Joakim Daal grew up in the suburbs of New York with his Finnish parents. And although he studied jazz and classical music in his youth, he only began to consider creating music of his own after moving to Montréal in the early 2010’s for university.
In Montréal, Daal became acquainted with the burgeoning DIY pop community that had grown around the Lab Synthèse art collective. Experiencing this vastly diverse approach to self-expression, Daal was able to break free from his preconceived notions of music and art and begin to experiment with creating his own meaningful aesthetic experiences. After years of patiently brewing, this inspiration finally takes form in Daal’s debut single, “Shelter.”

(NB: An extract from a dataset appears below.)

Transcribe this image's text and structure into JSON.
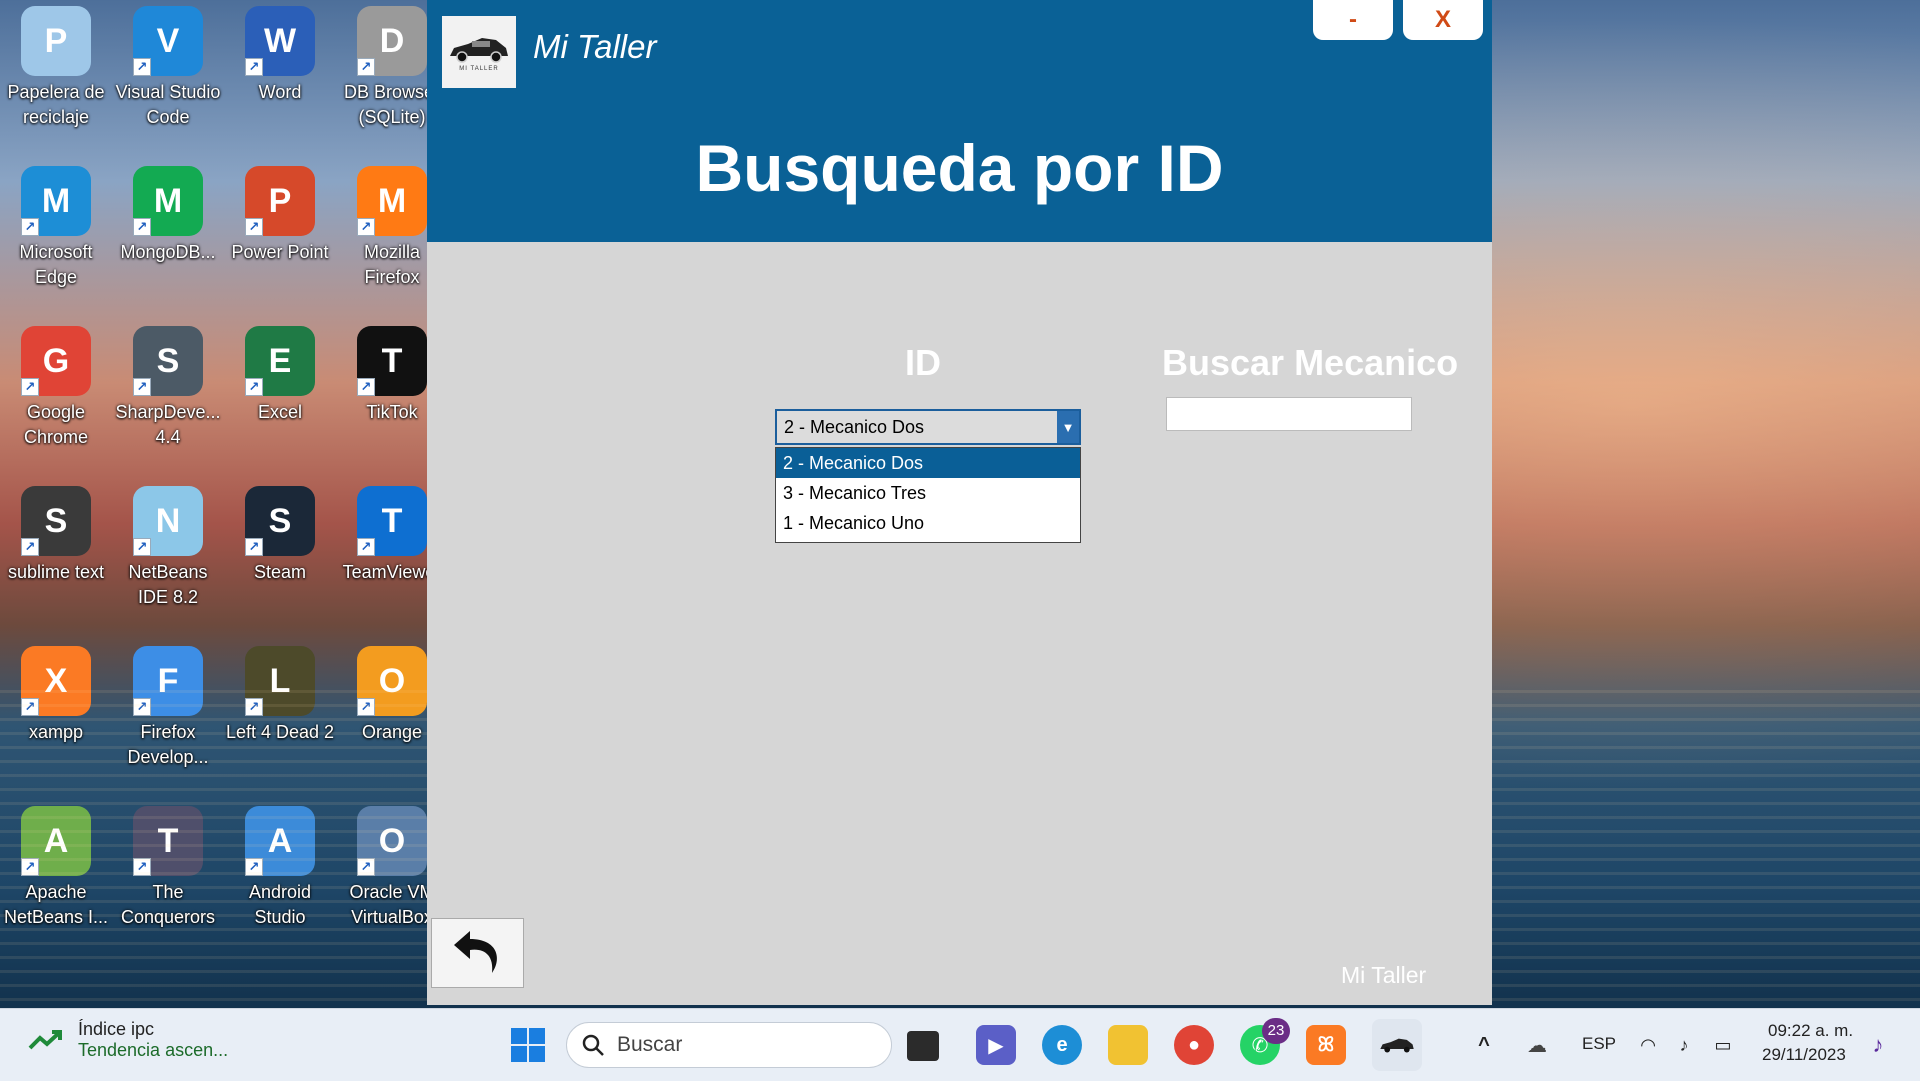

“Shelter” effortlessly combines experimental jazz with elements of more mainstream indie. It’s as if Chet Baker, Bon Iver and Erlend Øye got together one late night and started thinking about ways that they could mix their sounds. “Shelter” offers a fragile, yet warmly familiar melody which is supported by the pulse of a sophisticatedly off-kilter rhythm.
“The song explores the confines of the intimate, sometimes difficult yet expansive world that two people can create with the passing of enough time,” explains Daal when talking about the single. “It’s a world where alternately the smallest aggravations can snowball into a barely contained torrent while the most tectonic shifts and difficult events that test the foundations, ultimately solidify this world and perhaps even dissipate.”
“Shelter” was written, produced and recorded by Daal himself, mixed by Jarno Takkumäki (the artist behind Lac Belot) and mastered by the multiple Grammy Award winning Greg Calbi and Steve Fallone. The drums feature The Holy band’s Eero Jääskeläinen while the layered woodwinds were performed by the saxophonist, Jussi Hurskainen.
Joakim Daal – Shelter
Cover photo by Pia Koskimaa